In D'Antoni's "seven seconds or less" offense, a lot of the system is predicated on spreading the floor with solid shooting from all corners.
The problem is, the Knicks don't have many reliable shooters from long range, with the exception being Danilo Gallinari.
Most of the players on the current roster excel at mid-range. This is not to say they can't shoot the three, but it may not be their strong suit. There are a lot of question marks surrounding some of their best shooters.
Kelenna Azubuike is coming off an injury, so it has yet to be seen how effective he will be; Roger Mason tied his second worst three-point field goal percentage for his career last season; Felton hit a career high 38.5 percent from long range, but it may have just been an aberration, as his career percentage is 32.7 percent; the same goes for Bill Walker and his career high of 43.1 percent.
If they can prove their numbers were not a fluke, then it should help to alleviate any fears of their offense stalling.
After letting Al Harrington walk in free agency, the Knicks don't have any front-court players capable of stretching the floor. Stoudemire, Turiaf, and Randolph can all hit from mid-range, but picturing them trying to hit from behind the arc would make any Knick fan cringe.

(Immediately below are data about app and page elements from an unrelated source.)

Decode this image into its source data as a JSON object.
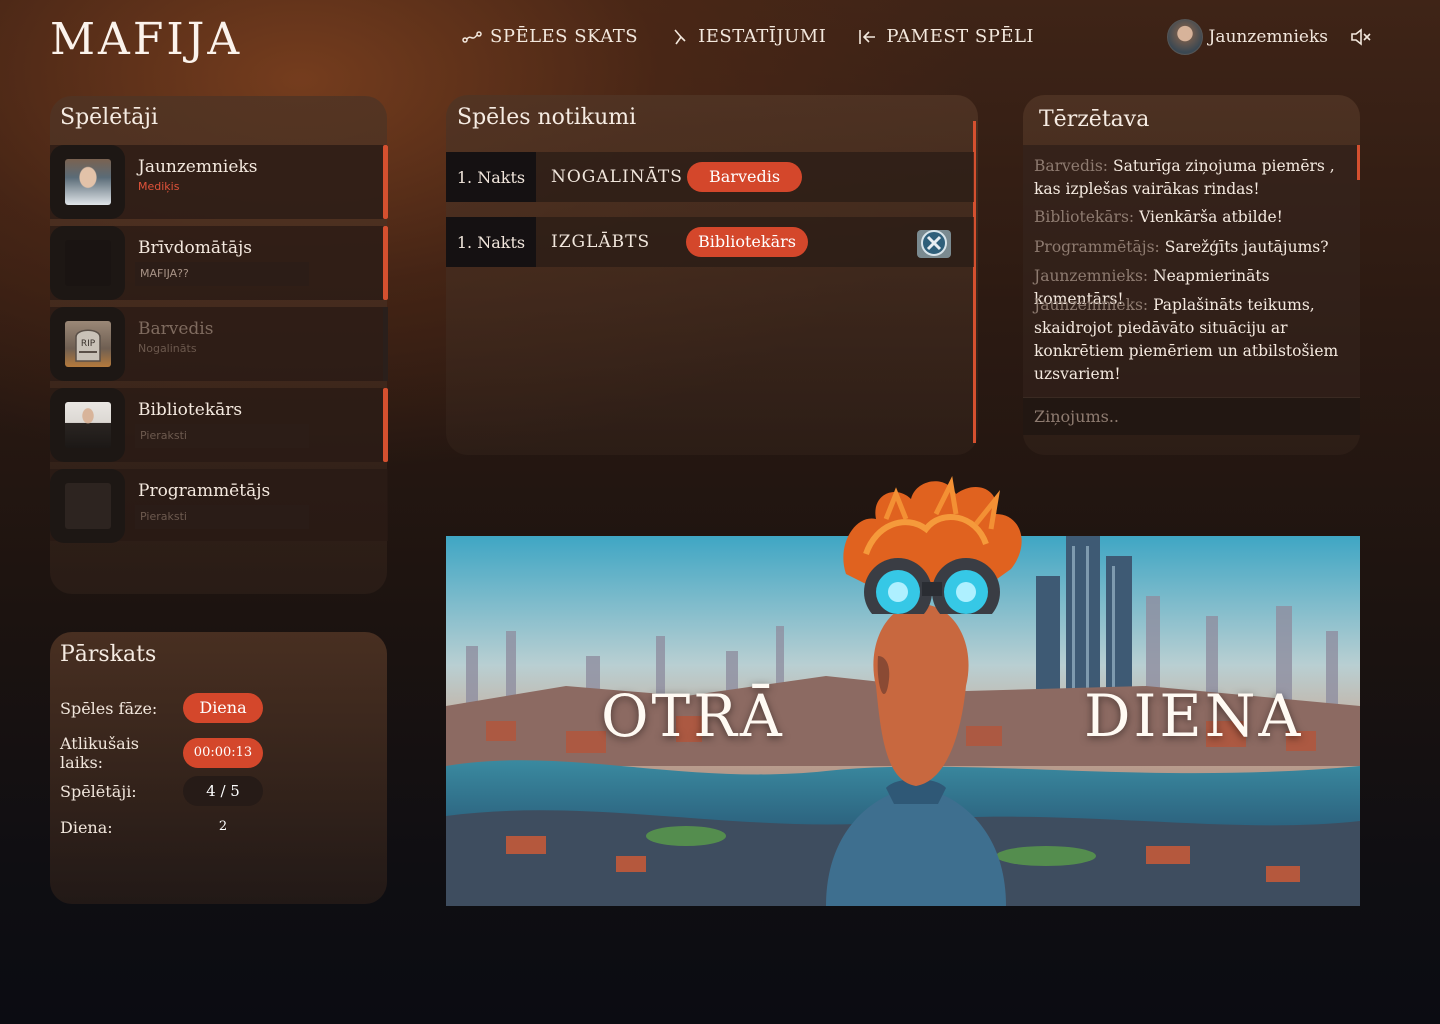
{
  "app": {
    "logo": "MAFIJA"
  },
  "nav": {
    "view": "SPĒLES SKATS",
    "settings": "IESTATĪJUMI",
    "leave": "PAMEST SPĒLI"
  },
  "user": {
    "name": "Jaunzemnieks"
  },
  "players_panel": {
    "title": "Spēlētāji",
    "players": [
      {
        "name": "Jaunzemnieks",
        "role": "Mediķis",
        "role_color": "#e0533a"
      },
      {
        "name": "Brīvdomātājs",
        "note_placeholder": "MAFIJA??"
      },
      {
        "name": "Barvedis",
        "role": "Nogalināts"
      },
      {
        "name": "Bibliotekārs",
        "note_placeholder": "Pieraksti"
      },
      {
        "name": "Programmētājs",
        "note_placeholder": "Pieraksti"
      }
    ]
  },
  "overview": {
    "title": "Pārskats",
    "phase_label": "Spēles fāze:",
    "phase_value": "Diena",
    "time_label": "Atlikušais laiks:",
    "time_value": "00:00:13",
    "players_label": "Spēlētāji:",
    "players_value": "4 / 5",
    "day_label": "Diena:",
    "day_value": "2"
  },
  "events": {
    "title": "Spēles notikumi",
    "items": [
      {
        "tag": "1. Nakts",
        "type": "NOGALINĀTS",
        "player": "Barvedis"
      },
      {
        "tag": "1. Nakts",
        "type": "IZGLĀBTS",
        "player": "Bibliotekārs"
      }
    ]
  },
  "chat": {
    "title": "Tērzētava",
    "messages": [
      {
        "author": "Barvedis:",
        "text": "Saturīga ziņojuma piemērs , kas izplešas vairākas rindas!"
      },
      {
        "author": "Bibliotekārs:",
        "text": "Vienkārša atbilde!"
      },
      {
        "author": "Programmētājs:",
        "text": "Sarežģīts jautājums?"
      },
      {
        "author": "Jaunzemnieks:",
        "text": "Neapmierināts komentārs!"
      },
      {
        "author": "Jaunzemnieks:",
        "text": "Paplašināts teikums, skaidrojot piedāvāto situāciju ar konkrētiem piemēriem un atbilstošiem uzsvariem!"
      }
    ],
    "input_placeholder": "Ziņojums.."
  },
  "banner": {
    "word_left": "OTRĀ",
    "word_right": "DIENA"
  },
  "colors": {
    "accent": "#d4472b",
    "muted": "#8e7b70"
  }
}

Each of the perimeter players must knock down their shots when the opportunity presents itself. After ranking 15 in offensive efficiency last season, the Knicks will have to improve on their pedestrian numbers and it starts with their shooting.